Over the years, our bodies become more prone to injuries and accidents. As we age, we lose some sense of coordination, flexibility and balance. Although we all hope to maintain our young physiques forever, our bodies will start to show signs of wear, making us more susceptible to physical accidents.
Our environment may prove to be a hazard if our vision becomes blurred and our bodies fail to perform as we could in the past. Additionally, more than 80% of seniors suffer from one or more chronic conditions, which — combined with prescriptions and medications — could lead to falls and injury.
Not only do falls present an immediate health concern to the elderly, but they also increase the risk of long-term consequences. Just one incident could spark a chain reaction of complications, which often affect more than just the injured party. Caregivers and family are often responsible for the care and healing of elderly victims, which could put jobs and obligations on hold.
Because of the ripples that a fall may cause, it’s important to equip our elderly loved ones with senior fall prevention measures and emergency plans to avoid catastrophe. If you want to learn how to prevent falls in the elderly, consider these tips.
Create a Fall-Proof Home Environment
More than 50% of injury-related hospitalizations are for people older than 65. Furthermore, the average hospital visit due to a fall can last up to 15 days, depending on the injury. The first step to avoiding an emergency room visit is to reflect on the condition of the home.
Here are some ways to help your loved one maintain independence while promoting fall prevention in the elderly:
- Clear clutter. Tripping over an object could cause a senior to fall on furniture or tip furniture over, which could make a fall even more devastating. Make sure the floors are clear and clutter is gone.

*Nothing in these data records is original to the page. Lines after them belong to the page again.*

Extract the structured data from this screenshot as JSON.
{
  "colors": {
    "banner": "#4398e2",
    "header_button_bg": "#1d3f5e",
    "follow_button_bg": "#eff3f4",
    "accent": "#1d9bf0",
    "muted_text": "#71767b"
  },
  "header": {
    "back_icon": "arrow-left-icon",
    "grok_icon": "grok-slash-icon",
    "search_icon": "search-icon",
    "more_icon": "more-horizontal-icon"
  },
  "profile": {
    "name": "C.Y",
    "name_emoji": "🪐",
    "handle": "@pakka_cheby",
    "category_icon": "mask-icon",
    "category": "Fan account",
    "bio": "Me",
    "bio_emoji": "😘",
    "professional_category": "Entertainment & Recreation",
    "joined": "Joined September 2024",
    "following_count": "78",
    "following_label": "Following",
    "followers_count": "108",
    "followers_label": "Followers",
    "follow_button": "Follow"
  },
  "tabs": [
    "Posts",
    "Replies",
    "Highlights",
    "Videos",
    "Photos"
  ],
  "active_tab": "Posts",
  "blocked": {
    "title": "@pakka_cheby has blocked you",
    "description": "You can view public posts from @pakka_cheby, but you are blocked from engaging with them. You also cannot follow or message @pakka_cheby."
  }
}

- Reinforce handrails. Make sure the screws are tightened on any wiggly rails in and outside the house. Consider installing a handrail on both sides of any stairway.
- Prioritize the bathroom. The moisture and wet surfaces in the bathroom are dangerous for seniors who don’t have the balance or reaction times needed to keep from falling. Consider installing walk-in tubs or showers, taller toilets, or other senior-friendly accessories.

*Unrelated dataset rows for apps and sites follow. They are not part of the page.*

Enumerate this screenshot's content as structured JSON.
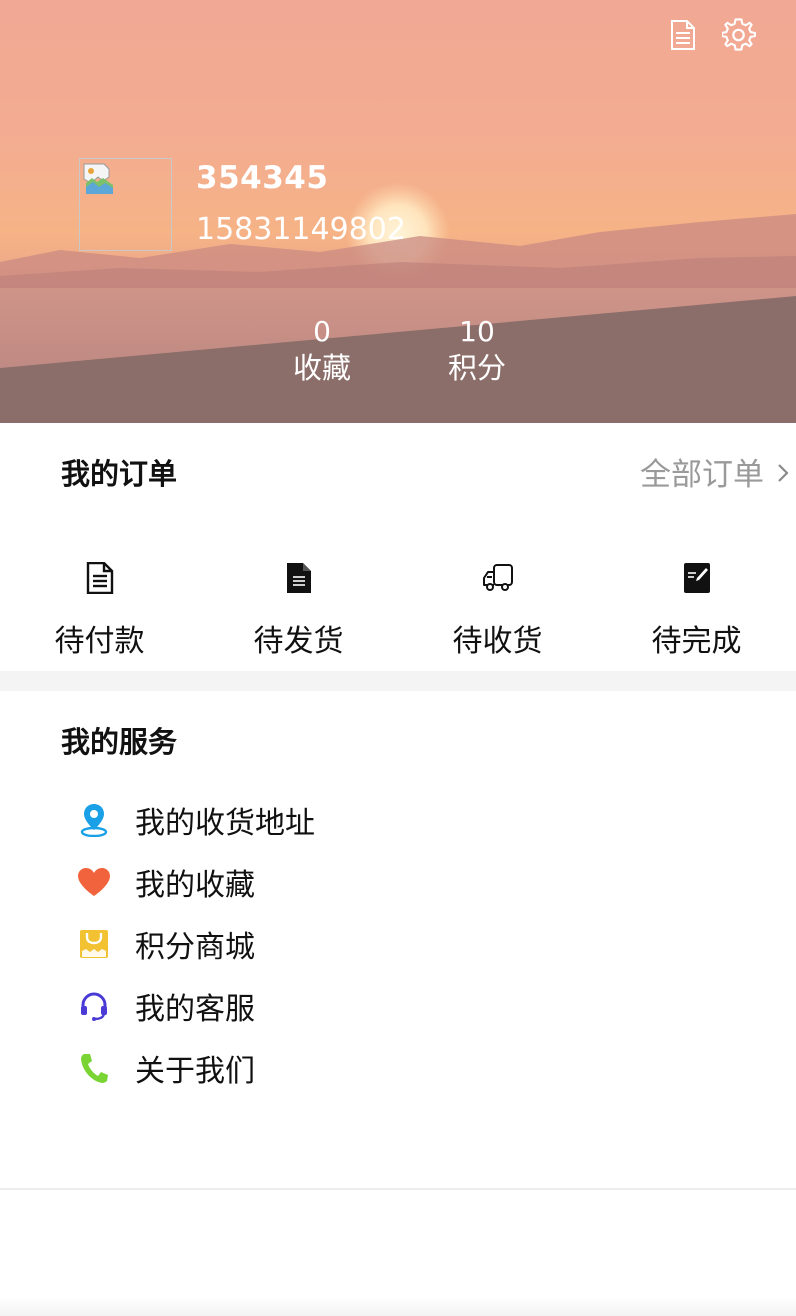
{
  "colors": {
    "header_top": "#f1a895",
    "header_bottom": "#8c6e6a",
    "icon_location": "#1aa0e6",
    "icon_heart": "#f1633c",
    "icon_mall": "#f2c232",
    "icon_support": "#4b3bd6",
    "icon_phone": "#7ad433",
    "divider": "#f4f4f4"
  },
  "header": {
    "icons": [
      "document-icon",
      "settings-gear-icon"
    ],
    "user": {
      "name": "354345",
      "phone": "15831149802"
    },
    "stats": [
      {
        "value": "0",
        "label": "收藏"
      },
      {
        "value": "10",
        "label": "积分"
      }
    ]
  },
  "orders": {
    "title": "我的订单",
    "all_label": "全部订单",
    "items": [
      {
        "label": "待付款",
        "icon": "list-document-icon"
      },
      {
        "label": "待发货",
        "icon": "file-document-icon"
      },
      {
        "label": "待收货",
        "icon": "delivery-truck-icon"
      },
      {
        "label": "待完成",
        "icon": "edit-note-icon"
      }
    ]
  },
  "services": {
    "title": "我的服务",
    "items": [
      {
        "label": "我的收货地址",
        "icon": "location-pin-icon"
      },
      {
        "label": "我的收藏",
        "icon": "heart-icon"
      },
      {
        "label": "积分商城",
        "icon": "shopping-bag-icon"
      },
      {
        "label": "我的客服",
        "icon": "headset-icon"
      },
      {
        "label": "关于我们",
        "icon": "phone-icon"
      }
    ]
  }
}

- Rethink high shelves. Reaching for something on the top shelf can cause someone to lose his or her balance. Put items on a lower shelf or invest in a quality grabber tool.
- Check the lighting. A dim or ill-lighted room could impact a person’s ability to see obstacles. Install accessible lamps or move light switches so they’re within reach.
- Secure the flooring. Loose floorboards, slippery rugs or slick surfaces increase the chances of a fall. Secure any unstable boards or loose carpet corners.
More Ways to Ensure Safety
Even with a home atmosphere optimized for safety, the risk or trauma of falling might still be present. For someone who has experienced a prior fall, it may lead to dependence on others, confusion, immobilization, social isolation or an unwillingness to participate in daily activities. Falling once often doubles the likelihood of falling again.
Here are more ways to promote safety for yourself or a loved one:
- Wear appropriate footwear. Slippers, high heels and socks might not be a sensible choice. Replace these with shoes that have a sturdy, nonslip sole.
- Promote physical activity. By implementing regular activity, such as stretching, walking or light weightlifting, you can help improve balance, coordination and strength.
- Get used to mobility aids. A wheelchair, walker, cane or motorized scooter could be a solution to many balance-related issues, depending on the person’s needs.
- Visit the doctor regularly. Eye exams and regular check-ups are important to make sure chronic illnesses are managed and health is monitored professionally.
Although many seniors want to maintain their independence and live a normal life, there are benefits to having a little help. A home care specialist would allow a senior to remain comfortable in his or her home and ensure he or she has adequate care.
WellSprings Home Care’s home services include live-in assistance, overnight care and specialized support for veterans or those suffering from dementia. Contact us for a consultation today to learn more.